■ Task objective
Check every line of the data below for the word "image". Copy the ones that have it.

[Records contained in a dataset]
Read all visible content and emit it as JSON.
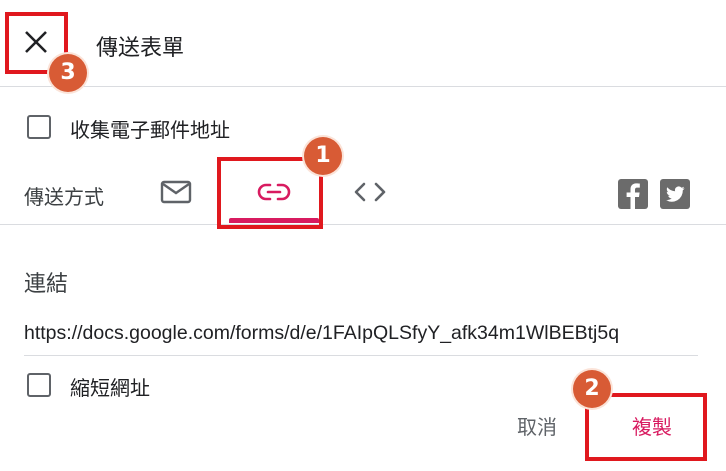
{
  "dialog": {
    "title": "傳送表單",
    "collect_email_label": "收集電子郵件地址",
    "send_via_label": "傳送方式",
    "link_section_title": "連結",
    "url": "https://docs.google.com/forms/d/e/1FAIpQLSfyY_afk34m1WlBEBtj5q",
    "shorten_url_label": "縮短網址",
    "cancel_label": "取消",
    "copy_label": "複製"
  },
  "tabs": [
    {
      "name": "email",
      "icon": "envelope-icon",
      "selected": false
    },
    {
      "name": "link",
      "icon": "link-icon",
      "selected": true
    },
    {
      "name": "embed",
      "icon": "code-icon",
      "selected": false
    }
  ],
  "social": [
    "facebook-icon",
    "twitter-icon"
  ],
  "annotations": [
    {
      "number": "1",
      "target": "link-tab"
    },
    {
      "number": "2",
      "target": "copy-button"
    },
    {
      "number": "3",
      "target": "close-button"
    }
  ],
  "colors": {
    "accent": "#d81b60",
    "annotation_box": "#e0181e",
    "annotation_badge": "#d85b35",
    "divider": "#dadce0"
  }
}
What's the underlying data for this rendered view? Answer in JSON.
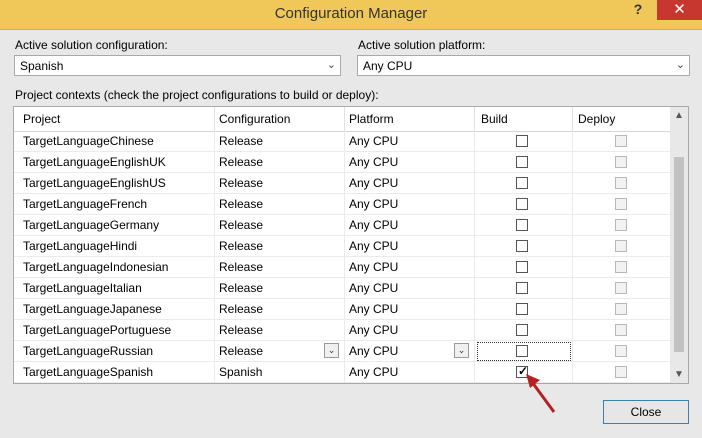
{
  "window": {
    "title": "Configuration Manager",
    "help": "?",
    "close": "✕"
  },
  "solution_config": {
    "label": "Active solution configuration:",
    "value": "Spanish"
  },
  "solution_platform": {
    "label": "Active solution platform:",
    "value": "Any CPU"
  },
  "contexts_label": "Project contexts (check the project configurations to build or deploy):",
  "columns": [
    "Project",
    "Configuration",
    "Platform",
    "Build",
    "Deploy"
  ],
  "rows": [
    {
      "project": "TargetLanguageChinese",
      "configuration": "Release",
      "platform": "Any CPU",
      "build": false
    },
    {
      "project": "TargetLanguageEnglishUK",
      "configuration": "Release",
      "platform": "Any CPU",
      "build": false
    },
    {
      "project": "TargetLanguageEnglishUS",
      "configuration": "Release",
      "platform": "Any CPU",
      "build": false
    },
    {
      "project": "TargetLanguageFrench",
      "configuration": "Release",
      "platform": "Any CPU",
      "build": false
    },
    {
      "project": "TargetLanguageGermany",
      "configuration": "Release",
      "platform": "Any CPU",
      "build": false
    },
    {
      "project": "TargetLanguageHindi",
      "configuration": "Release",
      "platform": "Any CPU",
      "build": false
    },
    {
      "project": "TargetLanguageIndonesian",
      "configuration": "Release",
      "platform": "Any CPU",
      "build": false
    },
    {
      "project": "TargetLanguageItalian",
      "configuration": "Release",
      "platform": "Any CPU",
      "build": false
    },
    {
      "project": "TargetLanguageJapanese",
      "configuration": "Release",
      "platform": "Any CPU",
      "build": false
    },
    {
      "project": "TargetLanguagePortuguese",
      "configuration": "Release",
      "platform": "Any CPU",
      "build": false
    },
    {
      "project": "TargetLanguageRussian",
      "configuration": "Release",
      "platform": "Any CPU",
      "build": false
    },
    {
      "project": "TargetLanguageSpanish",
      "configuration": "Spanish",
      "platform": "Any CPU",
      "build": true
    }
  ],
  "close_button": "Close",
  "colors": {
    "titlebar": "#f0c85a",
    "close": "#c7372f",
    "annotation_arrow": "#b22222"
  }
}
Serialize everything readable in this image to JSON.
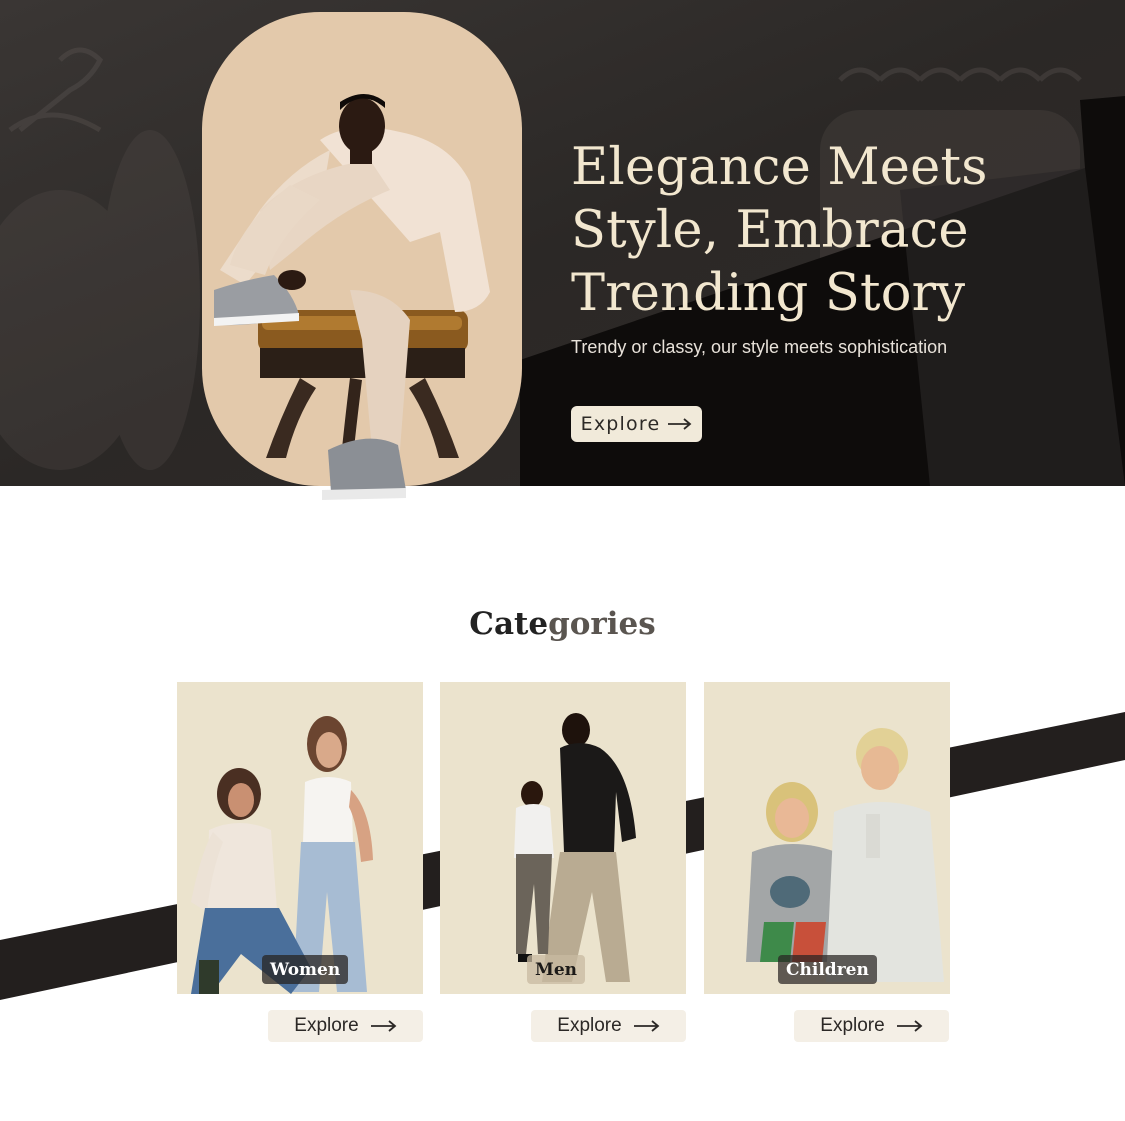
{
  "hero": {
    "title": "Elegance Meets Style, Embrace Trending Story",
    "subtitle": "Trendy or classy, our style meets sophistication",
    "cta_label": "Explore",
    "cta_icon": "arrow-right-icon",
    "image": "man-in-cream-suit-sitting-on-stool"
  },
  "categories": {
    "title_dark": "Cate",
    "title_light": "gories",
    "items": [
      {
        "label": "Women",
        "cta_label": "Explore",
        "image": "two-women-casual-denim"
      },
      {
        "label": "Men",
        "cta_label": "Explore",
        "image": "two-men-formal-wear"
      },
      {
        "label": "Children",
        "cta_label": "Explore",
        "image": "two-kids-smiling"
      }
    ]
  },
  "colors": {
    "hero_background": "#2a2827",
    "portrait_background": "#e3c9ab",
    "hero_title": "#f2e7cf",
    "card_background": "#ebe3cd",
    "accent_dark": "#231f1e",
    "button_background": "#f1eada"
  }
}
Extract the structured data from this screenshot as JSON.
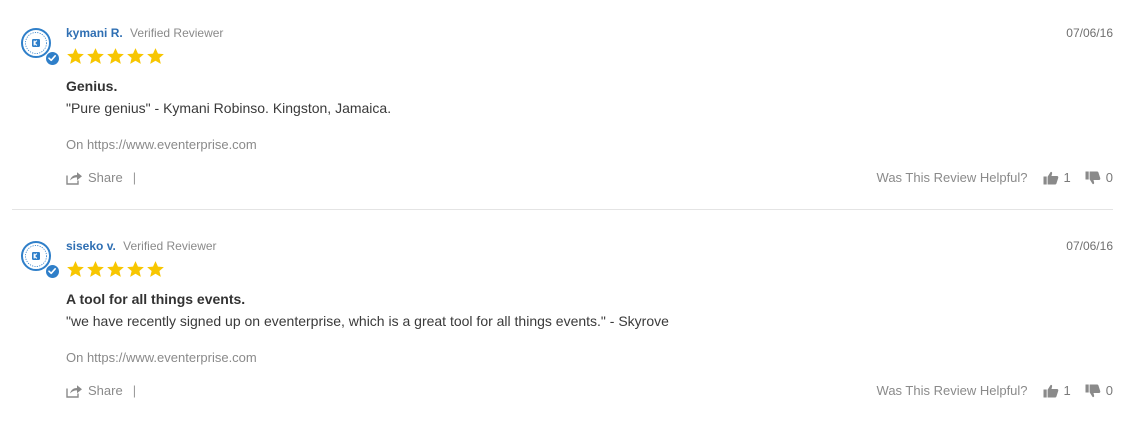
{
  "reviews": [
    {
      "name": "kymani R.",
      "verified_label": "Verified Reviewer",
      "date": "07/06/16",
      "rating": 5,
      "title": "Genius.",
      "body": "\"Pure genius\" - Kymani Robinso. Kingston, Jamaica.",
      "source": "On https://www.eventerprise.com",
      "share_label": "Share",
      "share_separator": "|",
      "helpful_label": "Was This Review Helpful?",
      "votes_up": "1",
      "votes_down": "0"
    },
    {
      "name": "siseko v.",
      "verified_label": "Verified Reviewer",
      "date": "07/06/16",
      "rating": 5,
      "title": "A tool for all things events.",
      "body": "\"we have recently signed up on eventerprise, which is a great tool for all things events.\" - Skyrove",
      "source": "On https://www.eventerprise.com",
      "share_label": "Share",
      "share_separator": "|",
      "helpful_label": "Was This Review Helpful?",
      "votes_up": "1",
      "votes_down": "0"
    }
  ],
  "colors": {
    "name": "#2f6fb3",
    "verified_badge": "#2f7fc9",
    "star": "#f7c600",
    "muted_text": "#8a8a8a",
    "divider": "#e4e4e4"
  },
  "icons": {
    "avatar": "verified-reviewer-seal-icon",
    "badge": "checkmark-icon",
    "rating": "star-icon",
    "share": "share-icon",
    "vote_up": "thumbs-up-icon",
    "vote_down": "thumbs-down-icon"
  }
}
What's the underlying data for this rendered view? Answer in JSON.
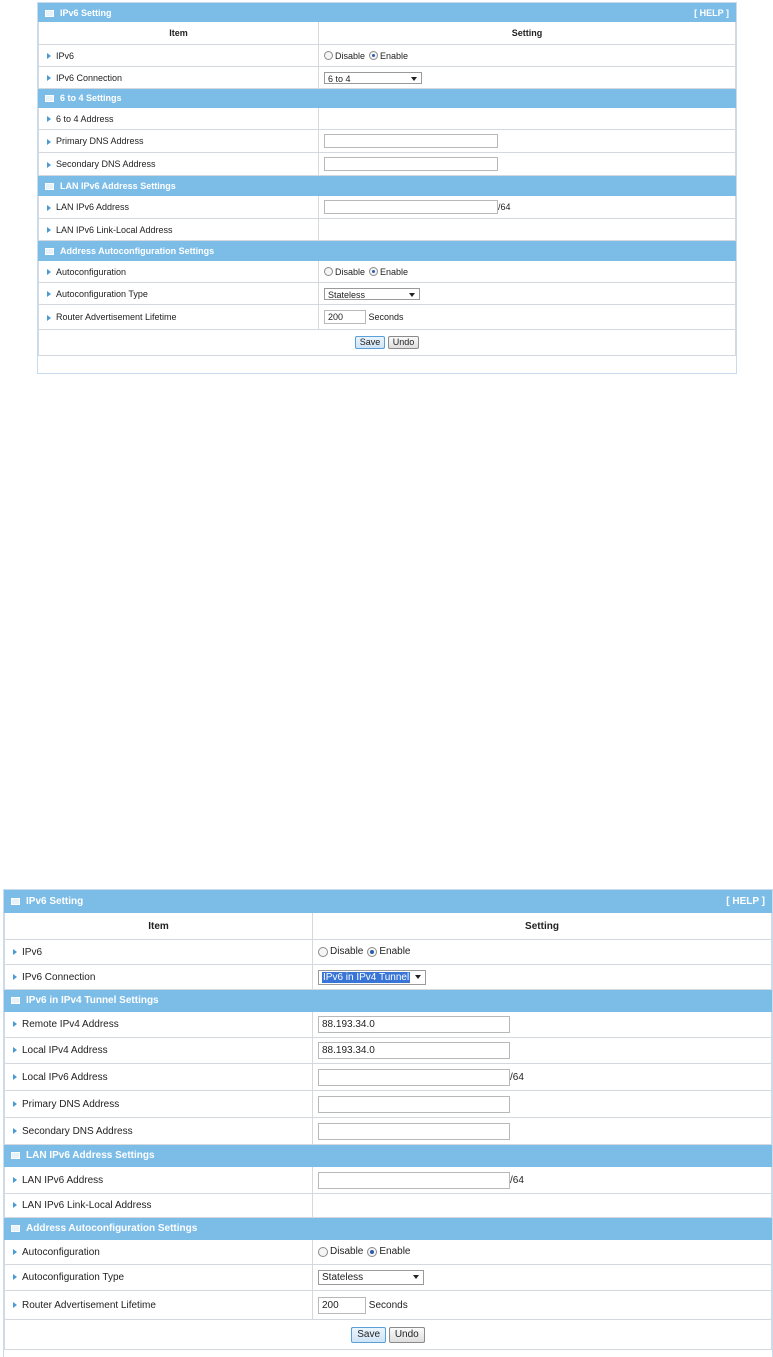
{
  "p1": {
    "title": "IPv6 Setting",
    "help": "[ HELP ]",
    "col_item": "Item",
    "col_setting": "Setting",
    "ipv6_label": "IPv6",
    "disable": "Disable",
    "enable": "Enable",
    "conn_label": "IPv6 Connection",
    "conn_value": "6 to 4",
    "sect1": "6 to 4 Settings",
    "addr_6to4": "6 to 4 Address",
    "primary_dns": "Primary DNS Address",
    "secondary_dns": "Secondary DNS Address",
    "sect2": "LAN IPv6 Address Settings",
    "lan_ipv6": "LAN IPv6 Address",
    "suffix_64": "/64",
    "lan_link_local": "LAN IPv6 Link-Local Address",
    "sect3": "Address Autoconfiguration Settings",
    "autoconf": "Autoconfiguration",
    "autoconf_type": "Autoconfiguration Type",
    "autoconf_type_value": "Stateless",
    "ra_lifetime": "Router Advertisement Lifetime",
    "ra_value": "200",
    "seconds": "Seconds",
    "save": "Save",
    "undo": "Undo"
  },
  "p2": {
    "title": "IPv6 Setting",
    "help": "[ HELP ]",
    "col_item": "Item",
    "col_setting": "Setting",
    "ipv6_label": "IPv6",
    "disable": "Disable",
    "enable": "Enable",
    "conn_label": "IPv6 Connection",
    "conn_value": "IPv6 in IPv4 Tunnel",
    "sect1": "IPv6 in IPv4 Tunnel Settings",
    "remote_ipv4": "Remote IPv4 Address",
    "remote_ipv4_value": "88.193.34.0",
    "local_ipv4": "Local IPv4 Address",
    "local_ipv4_value": "88.193.34.0",
    "local_ipv6": "Local IPv6 Address",
    "suffix_64": "/64",
    "primary_dns": "Primary DNS Address",
    "secondary_dns": "Secondary DNS Address",
    "sect2": "LAN IPv6 Address Settings",
    "lan_ipv6": "LAN IPv6 Address",
    "lan_link_local": "LAN IPv6 Link-Local Address",
    "sect3": "Address Autoconfiguration Settings",
    "autoconf": "Autoconfiguration",
    "autoconf_type": "Autoconfiguration Type",
    "autoconf_type_value": "Stateless",
    "ra_lifetime": "Router Advertisement Lifetime",
    "ra_value": "200",
    "seconds": "Seconds",
    "save": "Save",
    "undo": "Undo"
  },
  "colors": {
    "header_blue": "#7cbde8",
    "row_border": "#d3d9df",
    "radio_selected": "#2a5db0"
  }
}
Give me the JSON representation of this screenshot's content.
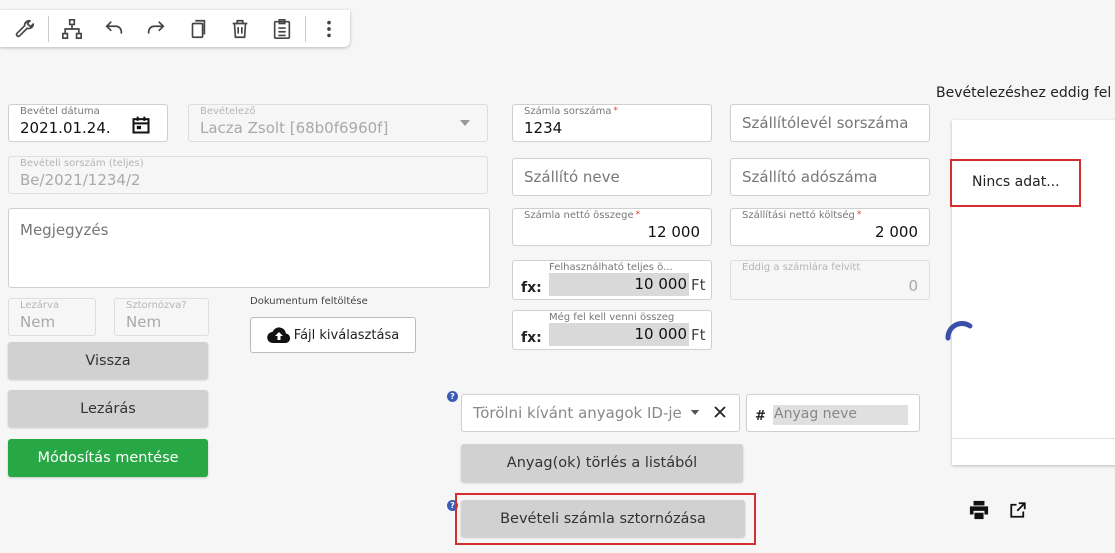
{
  "toolbar": {
    "icons": [
      "wrench-icon",
      "sitemap-icon",
      "undo-icon",
      "redo-icon",
      "copy-icon",
      "trash-icon",
      "clipboard-list-icon",
      "more-vert-icon"
    ]
  },
  "form": {
    "bevetel_datuma": {
      "label": "Bevétel dátuma",
      "value": "2021.01.24."
    },
    "bevetelezo": {
      "label": "Bevételező",
      "value": "Lacza Zsolt [68b0f6960f]"
    },
    "beveteli_sorszam": {
      "label": "Bevételi sorszám (teljes)",
      "value": "Be/2021/1234/2"
    },
    "megjegyzes": {
      "placeholder": "Megjegyzés"
    },
    "lezarva": {
      "label": "Lezárva",
      "value": "Nem"
    },
    "sztornozva": {
      "label": "Sztornózva?",
      "value": "Nem"
    },
    "dokumentum_label": "Dokumentum feltöltése",
    "fajl_button": "Fájl kiválasztása",
    "szamla_sorszama": {
      "label": "Számla sorszáma",
      "value": "1234"
    },
    "szallitolevel_sorszama": {
      "placeholder": "Szállítólevél sorszáma"
    },
    "szallito_neve": {
      "placeholder": "Szállító neve"
    },
    "szallito_adoszama": {
      "placeholder": "Szállító adószáma"
    },
    "szamla_netto": {
      "label": "Számla nettó összege",
      "value": "12 000"
    },
    "szallitasi_netto": {
      "label": "Szállítási nettó költség",
      "value": "2 000"
    },
    "felhasznalhato": {
      "label": "Felhasználható teljes ö...",
      "fx": "fx:",
      "value": "10 000",
      "unit": "Ft"
    },
    "eddig_felvitt": {
      "label": "Eddig a számlára felvitt",
      "value": "0"
    },
    "meg_fel_kell": {
      "label": "Még fel kell venni összeg",
      "fx": "fx:",
      "value": "10 000",
      "unit": "Ft"
    },
    "torolni_placeholder": "Törölni kívánt anyagok ID-je",
    "anyag_neve_placeholder": "Anyag neve",
    "hash": "#"
  },
  "buttons": {
    "vissza": "Vissza",
    "lezaras": "Lezárás",
    "modositas": "Módosítás mentése",
    "torles": "Anyag(ok) törlés a listából",
    "sztorno": "Bevételi számla sztornózása"
  },
  "right_panel": {
    "title": "Bevételezéshez eddig fel",
    "empty_text": "Nincs adat..."
  },
  "colors": {
    "primary_green": "#28a745",
    "highlight_red": "#d32f2f",
    "spinner_blue": "#3b4fa8"
  }
}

■ Task output
Serialize everything readable in this image to JSON.
    "image": "man-in-cream-suit-sitting-on-stool"
        "image": "two-women-casual-denim"
        "image": "two-men-formal-wear"
        "image": "two-kids-smiling"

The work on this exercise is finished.